# Supplied material:

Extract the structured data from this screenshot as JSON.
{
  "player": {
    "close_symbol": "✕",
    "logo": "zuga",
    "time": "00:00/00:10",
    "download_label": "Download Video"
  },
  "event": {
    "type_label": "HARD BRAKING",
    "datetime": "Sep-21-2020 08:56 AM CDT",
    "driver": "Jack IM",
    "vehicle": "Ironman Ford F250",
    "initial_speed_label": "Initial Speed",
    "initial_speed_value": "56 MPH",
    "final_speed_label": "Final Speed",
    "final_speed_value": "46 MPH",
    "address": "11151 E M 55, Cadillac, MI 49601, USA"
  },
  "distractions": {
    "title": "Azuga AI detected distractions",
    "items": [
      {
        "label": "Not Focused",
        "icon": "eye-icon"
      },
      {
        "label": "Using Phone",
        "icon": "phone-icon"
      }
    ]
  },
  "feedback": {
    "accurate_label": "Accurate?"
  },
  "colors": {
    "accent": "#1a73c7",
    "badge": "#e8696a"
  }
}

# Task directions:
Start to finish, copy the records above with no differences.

# Answer to this task:
Extract the structured data from this screenshot as JSON.
{
  "player": {
    "close_symbol": "✕",
    "logo": "zuga",
    "time": "00:00/00:10",
    "download_label": "Download Video"
  },
  "event": {
    "type_label": "HARD BRAKING",
    "datetime": "Sep-21-2020 08:56 AM CDT",
    "driver": "Jack IM",
    "vehicle": "Ironman Ford F250",
    "initial_speed_label": "Initial Speed",
    "initial_speed_value": "56 MPH",
    "final_speed_label": "Final Speed",
    "final_speed_value": "46 MPH",
    "address": "11151 E M 55, Cadillac, MI 49601, USA"
  },
  "distractions": {
    "title": "Azuga AI detected distractions",
    "items": [
      {
        "label": "Not Focused",
        "icon": "eye-icon"
      },
      {
        "label": "Using Phone",
        "icon": "phone-icon"
      }
    ]
  },
  "feedback": {
    "accurate_label": "Accurate?"
  },
  "colors": {
    "accent": "#1a73c7",
    "badge": "#e8696a"
  }
}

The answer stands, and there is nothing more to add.